A Different Vision

If the renegotiated treaty is not determined on the basis of an industrial model or a strict cost/benefit analysis, on what basis should we think about it? What are some new ways to think about the Columbia River that include not only hydro-power and flood control but also include justice for the Upper Columbia tribes in the U.S. and Canada and the environmental health of the watershed?

Some of us believe that one new way to think about the Columbia is outlined by the Catholic bishops of our region in their pastoral letter of November 2000, The Columbia River Watershed: Caring for Creation and the Common Good.

There is a lot packed into the letter and I only want to refer to a couple of points that I believe can inform the way we think about the Columbia and the treaty.

Rather than viewing the Columbia as an organic machine, the bishops describe it as a common good where signs of God’s creativity and presence are abundant; one that humans are called to be protectors and caretakers for the benefit of the entire watershed rather than simply exploiters of it. Our past decisions and actions have committed us to managing the Columbia. We can’t simply walk away from it. This makes us what the Bible refers to as stewards. It’s not a perfect term but it has the advantage of acknowledging our responsibility for the health of the watershed and all who depend upon it for life and livelihood. The letter lists 10 considerations for community caretaking which can help guide our thinking as we re-imagine not only the treaty but the future of the Columbia River watershed. Of those ten, six are especially relevant to the treaty. Note that they are not listed in order of importance.

  1. Consider the Common Good. “In the concept of the common good, community and individual needs take priority over private wants.”
  1. Conserve the Columbia Watershed as a Common Good. “We urge people to be conscious of, and respectful toward, the watershed as our common home and as the provider of necessities for the good of the whole ecosystem.”
  1. Conserve and Protect Species of Wildlife. “The presence and health of salmon and other species of fish in the Columbia-Snake system, in particular, is a sign of the health of the entire region.”
  1. Respect the Dignity and Traditions of the Region’s Indigenous Peoples. “The indigenous peoples have a wealth of spirituality, culture and traditions that call forth a need for appropriate respect and preservation. We are grateful to the First Nations and the Native Americans for the lessons they teach about respect for nature. We apologize for cultural insensitivities and lack of justice, both past and present.”
  1. Promote Community Resolution of Economic and Ecological Issues.
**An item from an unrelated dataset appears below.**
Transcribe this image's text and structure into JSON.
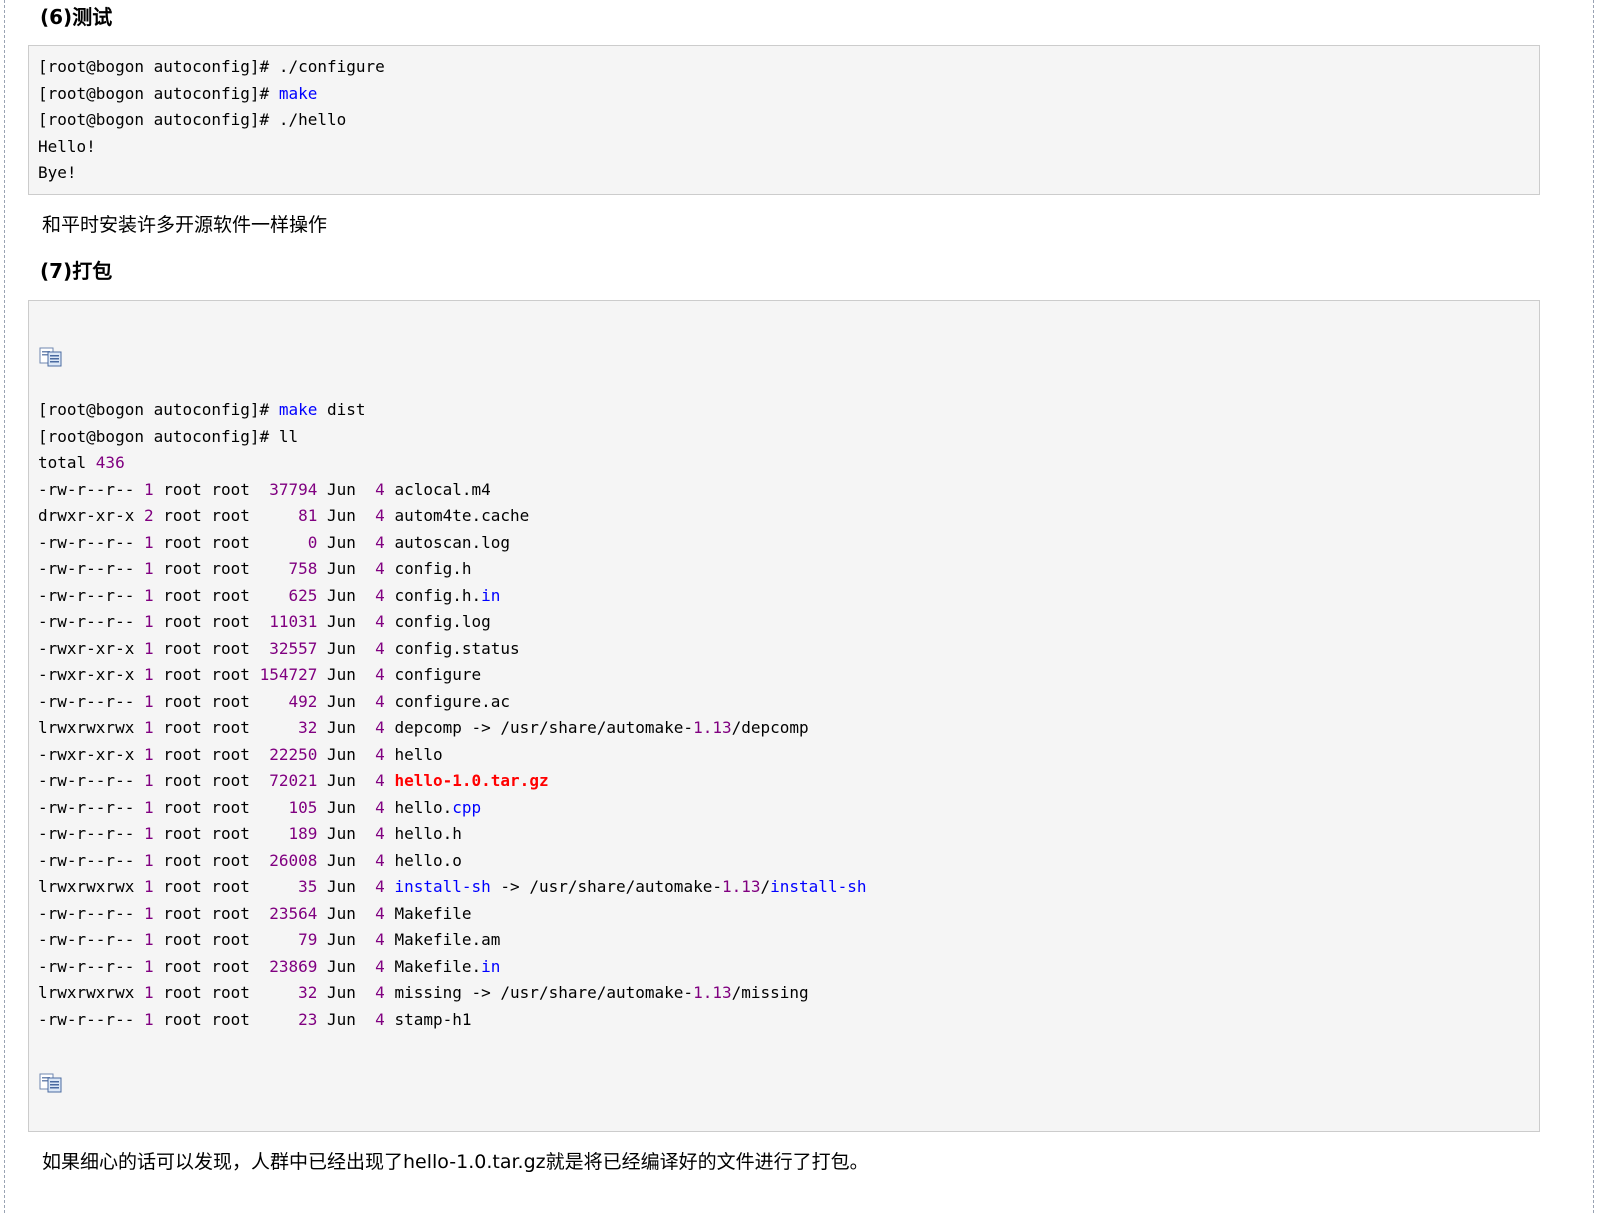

As you’ve heard tonight, neither the tribes nor local residents in the path of dams were consulted during negotiations over the 1964 treaty. This is an injustice that needs to be addressed.
  1. Conserve Energy and Establish Environmentally Integrated Alternative Energy Sources.

At the conclusion of the letter, the bishops describe their vision for the Columbia River:

In the watershed of the future, we hope to see the best of the watershed of the past: living waters of God’s creation flowing from meadows and mountains to the ocean while providing for the needs of God’s creatures along the way. We ask people of good will to imagine what they would like the watershed to be like in ten, fifty, or one hundred years, and to work consciously to make that image a reality.[3]

Renegotiating the Columbia River Treaty to include justice for native people and a healthy environment for the watershed is an opportunity to return the river to its rightful role as a key component of the common good.

John P. Rosenberg

Tumwater, Washington


[1] Charles F. Wilkinson, Crossing the Next Meridian: Land, Water, and the Future of the West, Island Press, 1992, xiii

[2] Richard White, The Organic Machine: The Remaking of the Columbia River, Hill and Wang, 1995, 112

[3] Columbia River Pastoral Letter Project, The Columbia River Watershed: Caring for Creation and the Common Good, An International Pastoral Letter by the Catholic Bishops of the Region, January 8, 2001.